Urinary issues in cats should be seen by a veterinarian near you.

One of the more common and potentially frustrating reasons that our clients bring their cats to see us at Oakhurst Veterinary Hospital is trouble in the litter box.

While not all urinary problems are created equal, they all do result in significant stress for both feline and caretaker. Urinary issues in cats may not be anyone’s favorite, but you can rest easy knowing that our expert staff has your back should you ever encounter them.

The Dreaded Urinary Tract Infection

As soon as Fluffy starts urinating outside of the box, most people assume a UTI is the cause. While cats can and do suffer from urinary tract infections, it is far less common than one might think.

Urine is normally a sterile fluid, kept that way by the body’s excellent defense systems. Sometimes, though, rogue bacteria make their way into the picture and wreak havoc on the urinary tract.

UTIs can occur secondary to underlying problems including urinary stones, a growth in the bladder, systemic diseases such as diabetes mellitus or kidney disease, or an immune system issue.

Urinary tract infections are typically detected by urinalysis and culture and while they can cause many of the symptoms commonly described in our feline patients (straining to urinate, urinating outside of the litter box, painful urination), true urinary tract infections account for just a small percentage of urinary issues in cats.

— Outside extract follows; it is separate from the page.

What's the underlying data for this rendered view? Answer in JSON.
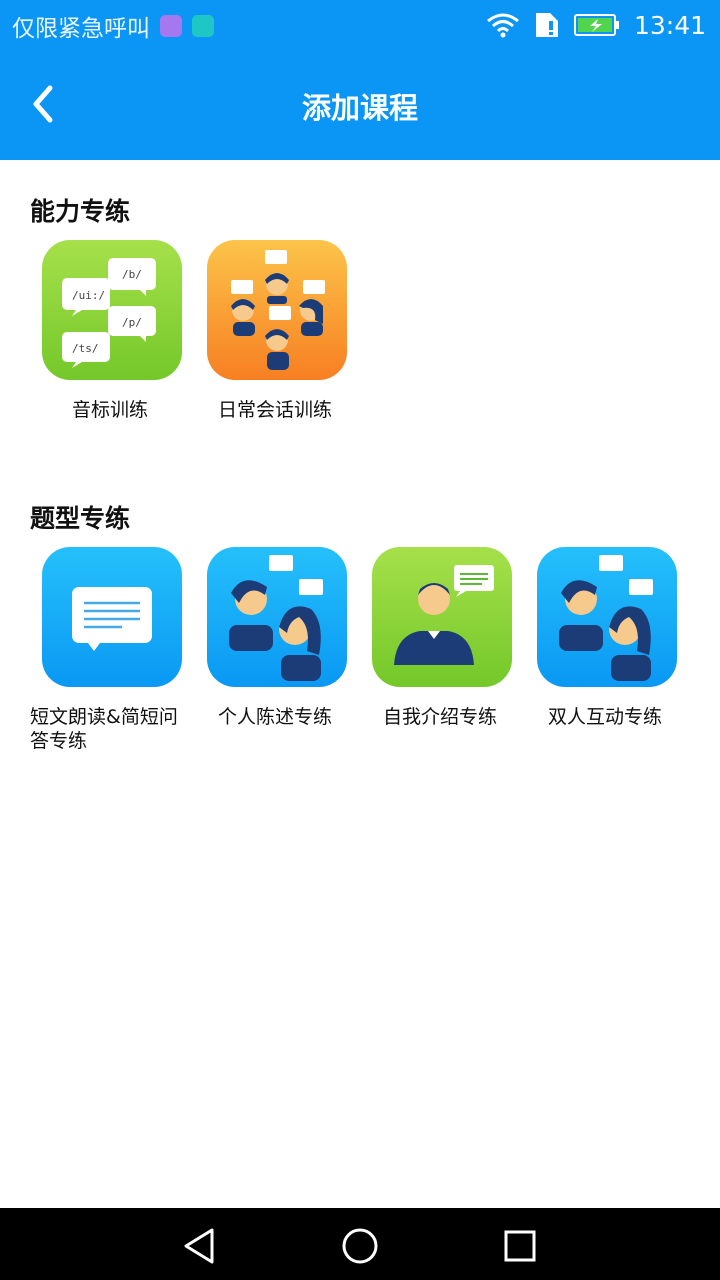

The Real Issue

So if it’s not a UTI, what is it?

While issues such as bladder stones, tumors, and behavior problem can plaque our feline friends, the most common urinary problem that we diagnose in cats is cystitis.

Cystitis, which refers to inflammation of the bladder lining, is commonly a part of a disease complex called feline lower urinary tract disease (FLUTD). Cats who suffer from FLUTD often display several symptoms which may include:

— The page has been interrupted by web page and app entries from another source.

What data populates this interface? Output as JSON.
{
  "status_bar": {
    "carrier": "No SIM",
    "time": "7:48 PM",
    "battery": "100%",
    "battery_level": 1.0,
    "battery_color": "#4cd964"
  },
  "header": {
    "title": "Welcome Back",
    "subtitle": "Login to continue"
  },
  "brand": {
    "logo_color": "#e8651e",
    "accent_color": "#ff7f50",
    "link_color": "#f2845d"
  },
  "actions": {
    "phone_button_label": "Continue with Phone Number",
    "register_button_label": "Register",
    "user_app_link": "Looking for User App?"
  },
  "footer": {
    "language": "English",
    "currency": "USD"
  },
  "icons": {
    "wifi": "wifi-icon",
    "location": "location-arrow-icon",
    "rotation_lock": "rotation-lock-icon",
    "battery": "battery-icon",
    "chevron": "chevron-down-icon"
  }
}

  • Frequent urination
  • Straining to urinate
  • Urinating outside of the litter box
  • Visibly bloody or cloudy urine
  • Vocalizing during urination
  • Licking of urinary opening
  • Lethargy
  • Vomiting

We are not always sure what causes this problem in our feline friends, although there does appear to be a correlation in many cases with environmental stress.

Cats may experience waxing and waning flare ups of this problem. It can quickly turn into an emergency, however, if the urinary opening becomes blocked. This can happen due to the inflammatory products in the urinary bladder settling and forming a plug. It is far more common in male cats, who have a much more narrow urethral opening.

Urinary blockage is a very serious and potentially fatal situation. Quick action is required if a cat becomes unable to urinate. If you suspect that your cat may be blocked, please call us immediately so that we can help.

Navigating Urinary Issues in Cats

If you notice that your cat is having trouble in the litter box, don’t wait to ask for help. Many times there is a good reason behind urinary issues in cats. The first step is for us to complete a thorough physical examination and testing (usually urinalysis and basic blood work) to diagnose any underlying medical causes.

Sometimes there is a legitimate behavior component behind these problems. In the event that a pet is spraying or marking, we can help you to make some changes to help solve the problem. In some situations behavioral medications may even be in order.

Urinary issues in cats are not anyone’s idea of a good time, but together we can work to solve this common issue. Contact your Oakhurst Veterinary Hospital veterinarian for more information.